■ WHAT NEEDS TO BE DONE ■
Every line containing the word "protection" is to be copied from the data below.

** DATA follows **

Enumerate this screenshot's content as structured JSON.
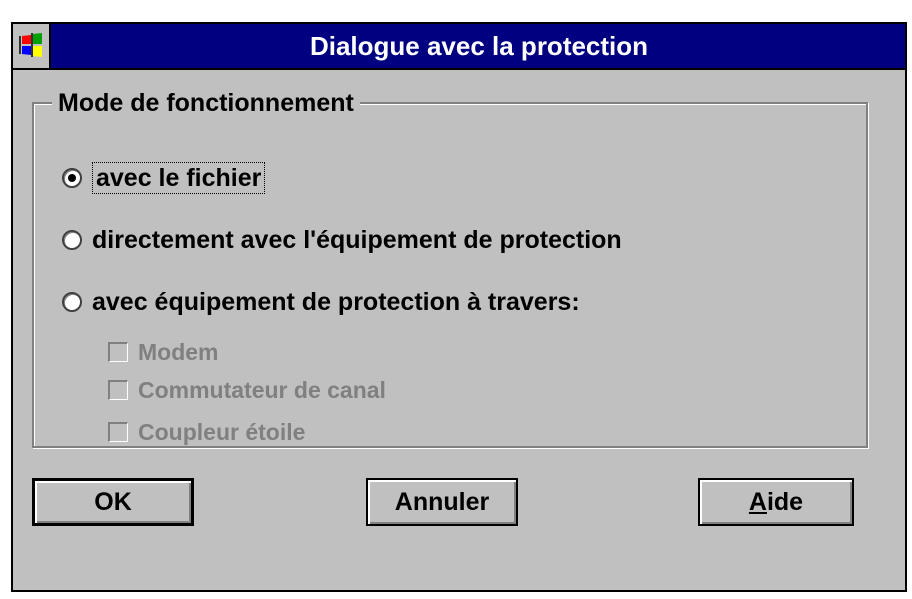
{
  "window": {
    "title": "Dialogue avec la protection",
    "system_menu_icon": "windows-logo-icon"
  },
  "group": {
    "label": "Mode de fonctionnement",
    "radios": [
      {
        "label": "avec le fichier",
        "checked": true
      },
      {
        "label": "directement avec l'équipement de protection",
        "checked": false
      },
      {
        "label": "avec équipement de protection à travers:",
        "checked": false
      }
    ],
    "checkboxes": [
      {
        "label": "Modem",
        "checked": false,
        "enabled": false
      },
      {
        "label": "Commutateur de canal",
        "checked": false,
        "enabled": false
      },
      {
        "label": "Coupleur étoile",
        "checked": false,
        "enabled": false
      }
    ]
  },
  "buttons": {
    "ok_label": "OK",
    "cancel_label": "Annuler",
    "help_mnemonic": "A",
    "help_rest": "ide"
  },
  "colors": {
    "titlebar": "#000080",
    "face": "#c0c0c0",
    "disabled_text": "#808080"
  }
}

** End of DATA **

■ RESPONSE TO THE EXERCISE ■
    "title": "Dialogue avec la protection",
        "label": "directement avec l'équipement de protection",
        "label": "avec équipement de protection à travers:",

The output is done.